So I’ve launched a podcast, something I’ve been bouncing around in my head for a while. These are conversations dedicated to the overanalysis of films made for children. So far, they are a lot of fun to record, and I hope they are a lot of fun to listen to.
I’ve launched with two episodes.
I want to ask you for a favor. Please listen to one or both episodes, and then leave an honest review on iTunes. I’ll take feedback very seriously.
I plan do release a new one every 2 weeks. You can visit the podcast website for more details and to subscribe, plus some shows notes about each episode.
Nathan Bingham offers some thoughts on the constant problem of boredom in our world. “We are all adrift in a ship of boredom, floating on a sea of wonders.” He makes a few points:
- Most evident in children, because they come up to us and tell us that they are bored. But it’s a problem we don’t grow out of.
- It’s not only tragic. It’s sinful. And it begets severe ingratitude. The world God has created for us is full of wonder.
- The antidote to boredom is a strong doctrine of creation.
One challenge. Try to look at something “mundane” sideways, in a new way. Learn everything you can about it. Study it. It will surprise you.
For help jolting your mind from the humdrum and helping you put on goggles of wonder, I highly recommend Notes from the Tilt-a-Whirl.
Byron Yawn writes a letter to his daughter, and the last paragraph hit home and made me laugh at the same time.
By God’s grace, I have only intended my own love to serve as a high-water mark in your soul. None except Christ’s love for you will rise above mine. This way, when that man – whom I pray for everyday – comes along and exceeds your father’s love, you will willingly give him your heart. And I (secretly desiring to shoot him and bury his remains in an undisclosed location) will lovingly pass on my treasure to that man who stormed the fortress of a father’s love with a weapon as meager as a servant’s apron.
Michael Bull rails against atheists who complain about religious instruction in schools, because their naturalistic philosophy is supposedly neutral.
But as usual, they are blinded by their pride.
In the mean time, our culture itself is eroding, and its all a great mystery why the West is crumbling.
Some quick points from the article:
- An atheist’s faith relies on their rationality.
- Our “secular” culture results in great pragmatic wisdom. This has been a blessing in many ways, but if pragmatism is the greatest virtue, you also open the door to horrors unimaginable.
- When it comes to the tough questions, secular culture is bankrupt.
- True progress requires the Word of God and the Spirit of God.
- Our problem is that we want the Word of God to be provable before we act on it. We don’t want to rely on faith.
1. Where are the fathers? A plea from a child born from artificial insemination.
When I was doing college interviews, one of the interviewers told me that he didn’t have any children, but that he had donated sperm while in college because he needed the money. He didn’t realize that he probably is someone’s father, regardless of whether he knows his child.
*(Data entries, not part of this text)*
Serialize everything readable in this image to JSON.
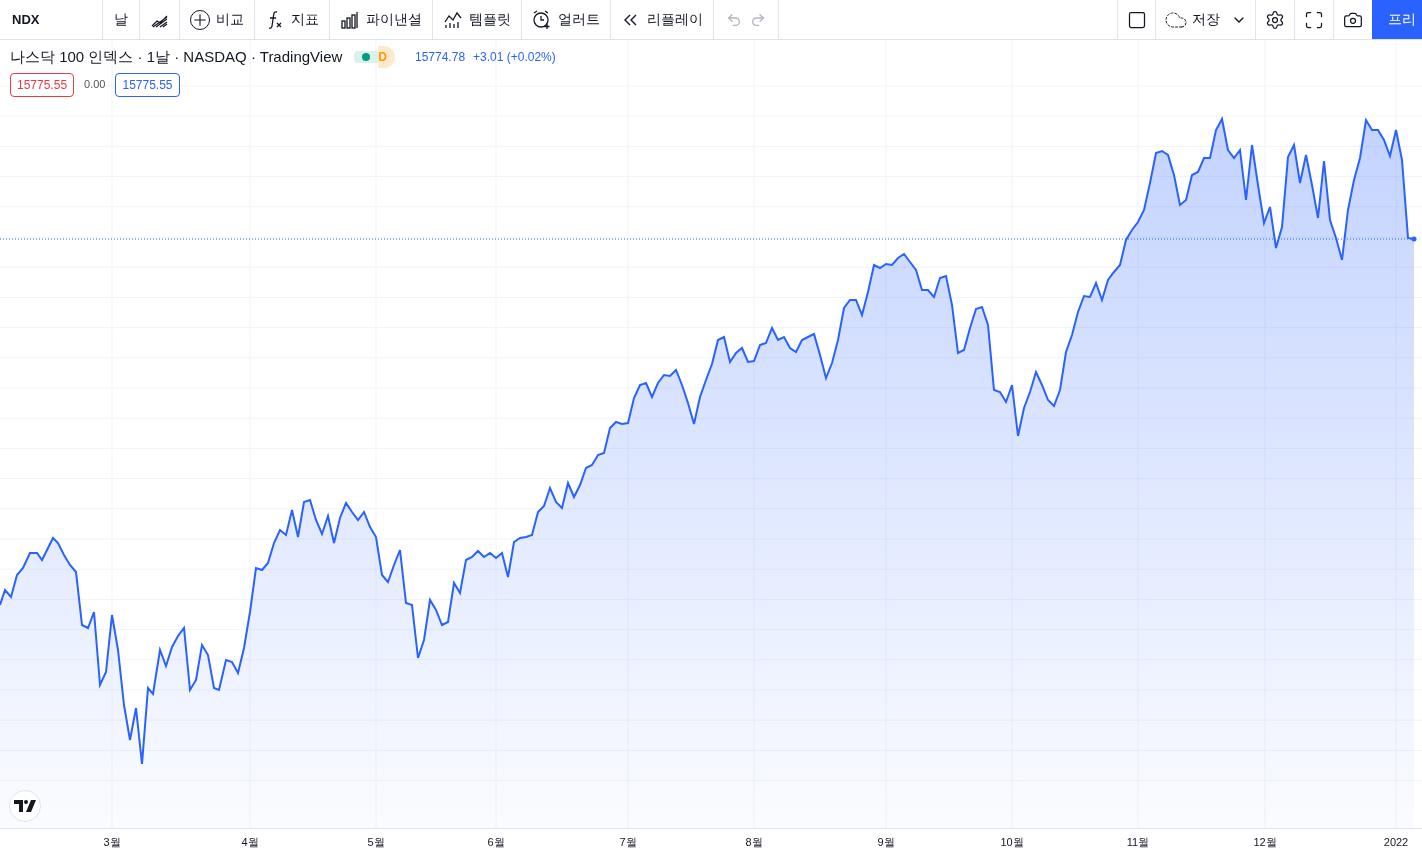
{
  "toolbar": {
    "symbol": "NDX",
    "interval": "날",
    "left_buttons": [
      {
        "label": "비교"
      },
      {
        "label": "지표"
      },
      {
        "label": "파이낸셜"
      },
      {
        "label": "템플릿"
      },
      {
        "label": "얼러트"
      },
      {
        "label": "리플레이"
      }
    ],
    "history": [
      {
        "kind": "undo",
        "disabled": true
      },
      {
        "kind": "redo",
        "disabled": true
      }
    ],
    "save": {
      "label": "저장"
    },
    "publish": {
      "label": "프리"
    }
  },
  "legend": {
    "title": "나스닥 100 인덱스 · 1날 · NASDAQ · TradingView",
    "timeframe_badge": "D",
    "price": "15774.78",
    "change": "+3.01 (+0.02%)",
    "values": [
      {
        "text": "15775.55",
        "color": "#f23645"
      },
      {
        "text": "0.00"
      },
      {
        "text": "15775.55",
        "color": "#2962ff"
      }
    ]
  },
  "x_axis": {
    "labels": [
      "3월",
      "4월",
      "5월",
      "6월",
      "7월",
      "8월",
      "9월",
      "10월",
      "11월",
      "12월",
      "2022"
    ]
  }
}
2. The War Against Girls. More girls are aborted then boys. And this is held up as women’s right. Yet, this is the consequence of elevating “choice” to a public good.
One Indian abortionist tells Ms. Hvistendahl: “I have patients who come and say ‘I want to abort because if this baby is born it will be a Gemini, but I want a Libra.’ “
3. The Best Women’s Ministry is a Robust Men’s Ministry. This was a good read, with some common sense advice to churches.
What every godly wife yearns for is a spiritual leader. It’s a natural desire. Conversely, wives are most frustrated by husbands who occupy the office of leader but refuse to fulfill it.